   We need to look at home first, before we essay to judge or condemn others. It is blundering waste to deal with other people’s eyes if you have a defect in yours. Colorblind men ought not to run trains. Speech betrayeth men; what they say, that they are. The man who is quickest to judge and discuss the faults of another does so because of his own experience of the same sin. How else could he know so much about it?
   The rock is not the Church, nor doctrine, nor even the Bible, but Christ, Isaiah 28:16. —Through the Bible Day by Day

Luke 6:40—Every one that is perfect shall be as his Master.

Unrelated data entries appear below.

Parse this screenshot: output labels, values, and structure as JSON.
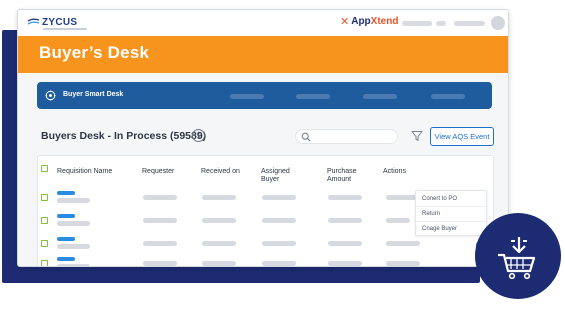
{
  "brand": {
    "logo": "ZYCUS",
    "partner_mark": "✕",
    "partner_part1": "App",
    "partner_part2": "Xtend"
  },
  "banner": {
    "title": "Buyer’s Desk"
  },
  "smartbar": {
    "label": "Buyer Smart Desk"
  },
  "page": {
    "title": "Buyers Desk - In Process (59589)"
  },
  "toolbar": {
    "search_placeholder": "",
    "view_button": "View AQS Event"
  },
  "table": {
    "headers": {
      "requisition": "Requisition Name",
      "requester": "Requester",
      "received": "Received on",
      "assigned_1": "Assigned",
      "assigned_2": "Buyer",
      "purchase_1": "Purchase",
      "purchase_2": "Amount",
      "actions": "Actions"
    },
    "menu": [
      "Conert to PO",
      "Return",
      "Cnage Buyer"
    ]
  },
  "colors": {
    "navy": "#1d2b72",
    "orange": "#f7941d",
    "smartbar": "#1e5c9e",
    "accent": "#1e6fd0",
    "checkbox": "#7fbf3a"
  },
  "icons": {
    "info": "info-icon",
    "search": "search-icon",
    "filter": "filter-icon",
    "cart": "cart-download-icon"
  }
}
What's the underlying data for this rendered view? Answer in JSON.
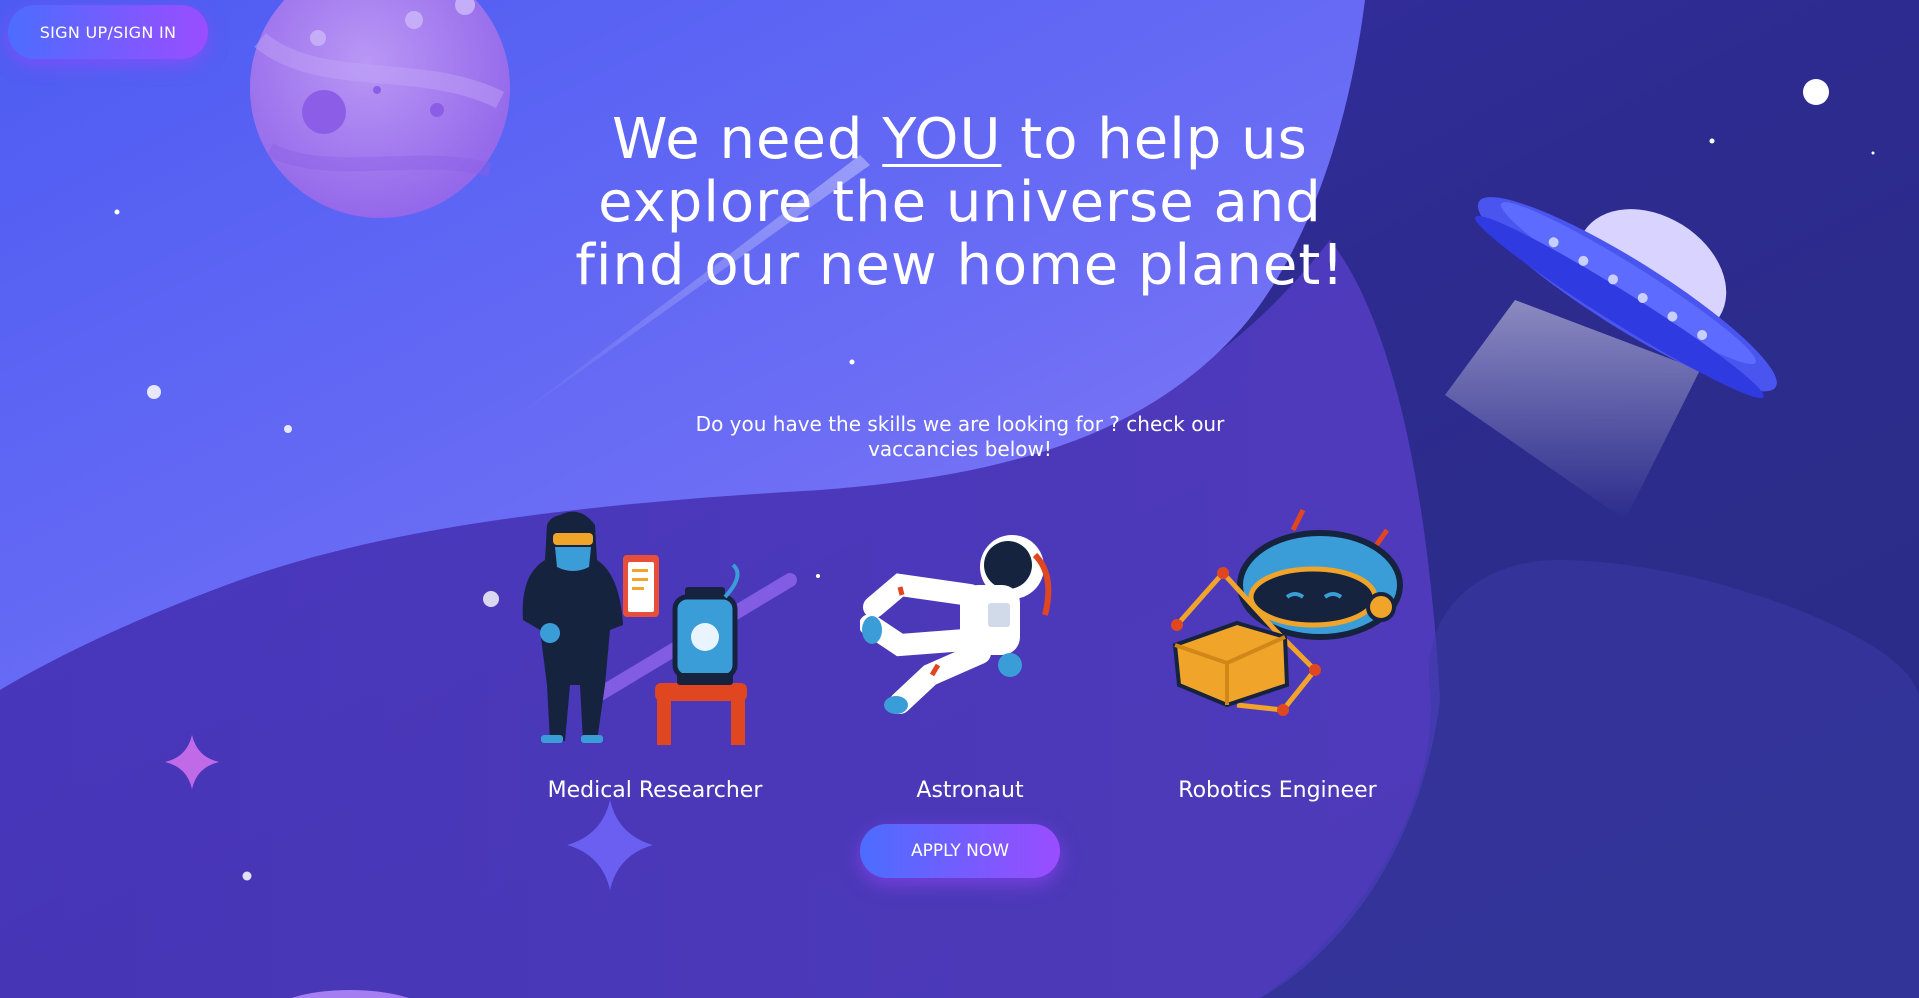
{
  "header": {
    "signin_label": "SIGN UP/SIGN IN"
  },
  "hero": {
    "title_before": "We need ",
    "title_emphasis": "YOU",
    "title_after": " to help us explore the universe and find our new home planet!",
    "subtitle": "Do you have the skills we are looking for ? check our vaccancies below!"
  },
  "jobs": [
    {
      "label": "Medical Researcher"
    },
    {
      "label": "Astronaut"
    },
    {
      "label": "Robotics Engineer"
    }
  ],
  "cta": {
    "apply_label": "APPLY NOW"
  },
  "colors": {
    "bg_dark": "#2b2d8a",
    "bg_light": "#6f6ff5",
    "button_gradient_start": "#4c6dff",
    "button_gradient_end": "#9a4dff",
    "planet": "#a57ef2",
    "ufo": "#4a55f0"
  }
}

   We are not perfected yet.—There is a great chasm between our highest and our Master’s lowest; between where we stop and He begins: between our light, which is twilight at best, and His meridian glory. When we compare ourselves with ourselves, or with our neighbors, our standard is altogether too low; we should compare ourselves with Him, the beloved Master. Job, who was reputed perfect, abhorred himself, and repented in dust and ashes when he had seen God, of whom he had formerly only heard.
   But we shall be perfected one day.—That shall be has a hopeful ring. But to what period does the Master point? Not till sorrow, sanctified by God’s grace, has done its work; not till the snow and frost, the light shower and the bitter wind, the earth and sun, have contributed their shares to the desired quota. Not till the perfect image of Jesus has emerged from the sculptured stone; not till the molten metal reflects each lineament of the glorified Lord.
   When we are perfected we shall be as our Master.—“We shall be like him; for we shall see him as he is” (1 John 3:2). It seems altogether too much to expect! To think that we shall be changed into his image; that we shall bear his impress; that we shall be as like Him as Gideon’s brethren to Gideon, of whom the princes of Midian testified that they were like the children of a king. Yet it shall be so. The Lord Jesus became like unto us in our low estate, that we should become like Him in his glory. There must ever be the limitation of the creature as compared with Him by whom all things were made. But in our measure there shall be the same perfect beauty—his beauty upon us—for a mountain lake may as perfectly reflect the wide blue heaven as an ocean. —Our Daily Homily